Charging ahead to beat mental health stigmas

FOR MANY people living with mental illness across Australia, it can almost feel impossible to talk without the fear of being stigmatised.

These feelings of helplessness or even shame are often more pronounced in regional centres, and Gympie is no exception.

Which is why youth workers and members of the community came together today to mark World Mental Health Day.

 

"Part of the problem is that there's still the 'stiff upper lip' approach to mental illness," says Gaylene Johnston from PHN Central Qld, Wide Bay and Sunshine Coast.

"Communication and education is critical in identifying and treating mental illness - so it's a real problem when nobody wants to talk about it."

Using an exercise bike hooked up to a battery and a television, it's an unusual but effective way of starting a conversation.

"What better way to generate conversation then to generate a bit of power too," youth worker Pete Allan says.
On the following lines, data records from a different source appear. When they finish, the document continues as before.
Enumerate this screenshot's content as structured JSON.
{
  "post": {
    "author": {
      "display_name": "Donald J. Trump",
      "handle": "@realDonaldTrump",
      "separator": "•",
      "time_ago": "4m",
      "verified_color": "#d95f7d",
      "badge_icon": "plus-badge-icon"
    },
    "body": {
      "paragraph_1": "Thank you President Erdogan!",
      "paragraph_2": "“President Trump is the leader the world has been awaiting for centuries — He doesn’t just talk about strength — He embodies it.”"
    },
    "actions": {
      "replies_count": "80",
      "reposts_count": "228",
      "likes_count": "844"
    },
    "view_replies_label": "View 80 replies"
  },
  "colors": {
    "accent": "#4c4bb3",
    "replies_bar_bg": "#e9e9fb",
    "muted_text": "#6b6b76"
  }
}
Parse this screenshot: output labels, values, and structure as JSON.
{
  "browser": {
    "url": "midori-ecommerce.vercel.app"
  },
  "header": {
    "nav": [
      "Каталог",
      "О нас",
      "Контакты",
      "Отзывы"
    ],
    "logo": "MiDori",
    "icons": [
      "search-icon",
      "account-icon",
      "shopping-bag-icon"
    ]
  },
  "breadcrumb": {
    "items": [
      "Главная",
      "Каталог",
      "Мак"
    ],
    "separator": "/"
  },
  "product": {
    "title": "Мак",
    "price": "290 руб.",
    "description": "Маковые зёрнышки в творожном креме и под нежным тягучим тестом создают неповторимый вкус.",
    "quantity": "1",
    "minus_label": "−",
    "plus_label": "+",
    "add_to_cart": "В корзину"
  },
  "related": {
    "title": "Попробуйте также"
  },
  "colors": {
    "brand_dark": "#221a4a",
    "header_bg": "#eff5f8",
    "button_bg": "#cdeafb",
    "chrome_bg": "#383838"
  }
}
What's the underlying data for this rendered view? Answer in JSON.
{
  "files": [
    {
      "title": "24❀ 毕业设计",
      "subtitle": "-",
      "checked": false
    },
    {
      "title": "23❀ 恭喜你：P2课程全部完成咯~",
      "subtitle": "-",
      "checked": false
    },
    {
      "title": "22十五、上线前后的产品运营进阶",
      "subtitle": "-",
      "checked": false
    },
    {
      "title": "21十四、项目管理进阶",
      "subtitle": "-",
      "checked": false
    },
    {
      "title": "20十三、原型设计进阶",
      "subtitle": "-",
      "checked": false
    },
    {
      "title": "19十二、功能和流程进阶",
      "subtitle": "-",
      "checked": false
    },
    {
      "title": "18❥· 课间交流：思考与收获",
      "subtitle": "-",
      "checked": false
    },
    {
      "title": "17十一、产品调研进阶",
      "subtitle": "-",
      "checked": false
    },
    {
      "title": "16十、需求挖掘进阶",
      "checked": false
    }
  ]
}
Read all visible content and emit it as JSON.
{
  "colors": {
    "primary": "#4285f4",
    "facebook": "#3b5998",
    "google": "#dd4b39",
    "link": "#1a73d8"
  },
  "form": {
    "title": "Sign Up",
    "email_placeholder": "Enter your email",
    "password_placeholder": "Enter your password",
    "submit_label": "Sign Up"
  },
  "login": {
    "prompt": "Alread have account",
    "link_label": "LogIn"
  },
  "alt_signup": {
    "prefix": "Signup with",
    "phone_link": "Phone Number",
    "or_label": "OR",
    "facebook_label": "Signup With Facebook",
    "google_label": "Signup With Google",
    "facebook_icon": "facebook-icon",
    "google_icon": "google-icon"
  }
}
"It's so important to break down those stigmas surrounding mental health, and educating and informing people is the best way to do that."

Despite one in four adults likely to experience some form of depression and anxiety, negative or even hostile attitudes toward mental health still exist. These attitudes can often be difficult to dismantle.

"It's an illness, like a broken leg," Ms Johnston says.

"And like any other illness, it can be treated."

Recent statistics show Gympie residents are at a higher risk of mental illness and suicide than other towns in the Sunshine Coast and Wide Bay regions.

An assessment of mental health data undertaken by PHN highlights a number of areas and factors linking Gympie to higher rates of mental illness.

Chief among them were lack of education, housing affordability and, for young people, access to mental health facilities.

"It may be a little bit easier for kids to get their hands on information in the bigger cities," Mr Allan says.

"One of the best community resources to find out info in Gympie is actually at PHN."

Partners in Recovery support facilitator Jo Pengelly was quick to point out there are a number of services available to any person struggling in Gympie.

"There are organisations and centres in town, I want to make that clear," she says. "You're not helpless, there are places for you to go to."

Awareness of mental health issues, treatment and services doesn't just benefit those suffering with illness - it's also critical for the wider community to get educated as well.

"Mental health is everybody's problem, and it's everybody's responsibility too," Jo adds.

If you are struggling with your mental health, there are facilities and services available to help you.

Contact any of the listed numbers below for assistance and consultation.

Gympie Mental Health

20 Alfred St

5489 8777

PHN Gympie

Shop 2, 107 Mary St

5482 6770

Headspace headspace.org.au

1800 650 890

Beyond Blue beyondblue.org.au

1300 22 4636

Lifeline

13 11 14

Gympie Times


OPINION: Be careful what you wish for in Barnaby case

OPINION: Be careful what you wish for in Barnaby case

Strict rules could end up backfiring on us in the long run.

Plea to put community first

Plea to put community first

'Why doesn't the council encourage business and employment?'

Qld weather: Little reprieve as flood warnings put in place

Qld weather: Little reprieve as flood warnings put in place

Brisbane weather: Queensland storms to bring ‘month’s worth of rain

Local Partners